We could debate whether certain technologies are or are not a commodity, but the fact of the matter is when many enterprises evaluate their technology spend they consider two points: function and cost. This viewpoint yields initial cost savings when technology investements are awarded solely based on price. Unfortunately, a major consideration has been left out when evaluating enterprise technology investments mainly on price. The business risk and increased operating costs associated with multivendor environments, which in the long run may mitigate any initial cost savings.
This message is not new, but what is new is a research paper from Deloitte that details the value of a single-vendor architecture in mitigating business risk and those investing in technology need to consider these risks at the time of evaluation. This paper is a great lead in for the business architecture discussion that will translate to the technical architecture. This paper does two things: Read More »
In the words of Morley Safer from the American news program 60 Minutes, “Stand back all bosses, a new breed of American worker is about to attack everything you hold sacred.” What a nice way to put it Mr. Safer, but to be honest, it sounds a little biased.
Why has there been controversy between Generation Y and the current workforce? It may be due to our abnormal perspectives or the fact that we appreciate when others want our input -- whatever it is, the media has enjoyed writing about our “non-traditional” ways of working. The truth is other generations are now embracing some of our methods: such as communicating through social media and “Bring Your Own Device” (BYOD) because of its convenience and efficiency.
Yes, we may be viewed as discourteous to what the current workforce offers, but considering we represent some of the earliest adopters of new technology, we believe there is always “a next best thing”. Read More »
I attended my second VMworld in San Francisco last week, and I’m seeing a change in the desktop virtualization discussions I’m having with customers. It’s no longer just about the technologies but how it impacts (either positively or negatively) the business process.
There are some business processes common to most companies such as supporting contact center agents and onboarding of contract workers who need only the VDI components but also the communication and collaboration capabilities to do their job--often from remote settings such as their homes.
In fact, a recent analysis based on our customers’ Cisco Virtualization Experience Infrastructure deployments revealed Read More »
In a recent Forbes article Guido Jouret, Cisco’s Emerging Technologies CTO, talks about how in today’s business world all companies require video strategies to achieve successful collaboration.
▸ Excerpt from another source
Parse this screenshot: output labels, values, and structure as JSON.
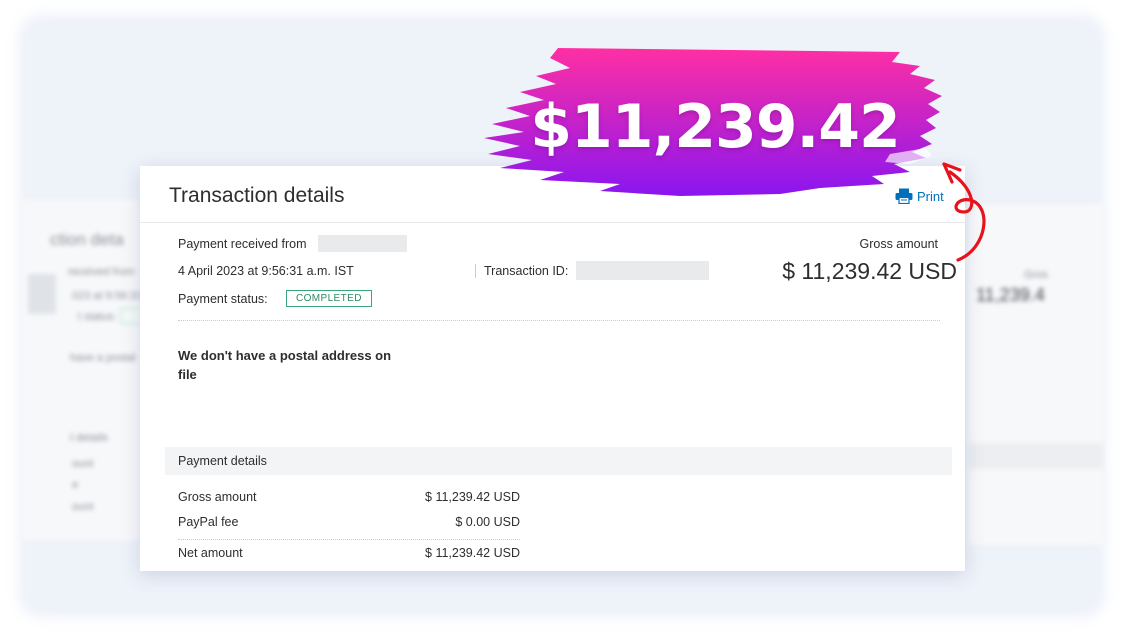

I couldn’t agree more. I recognize however that implementation of video technology like telepresence raises concerns about network capacity. While high-quality, secure video enables more face-to-face interactions and helps build deeper relationships, an insufficient video implementation can ruin the user experience and counter potential productivity gains.
So how will your network support video collaboration? The short answer: With the right enterprise-level solution for video implementation, your network will operate seamlessly and video connections will be as personal as in-room meetings.
On August 29, I’ll be joining Zeus Kerravala of ZK Research for an on-line briefing on his research regarding Cisco and Microsoft Unified Communications products and services. While making my preparations for the webcast it got me thinking about how customers should approach Unified Communications strategies, investments, and projects irrespective of any vendor-related decisions. In discussing Unified Communications solutions with customers, I recommend that they keep six success factors firmly in mind in charting course for highly effective solutions. Read More »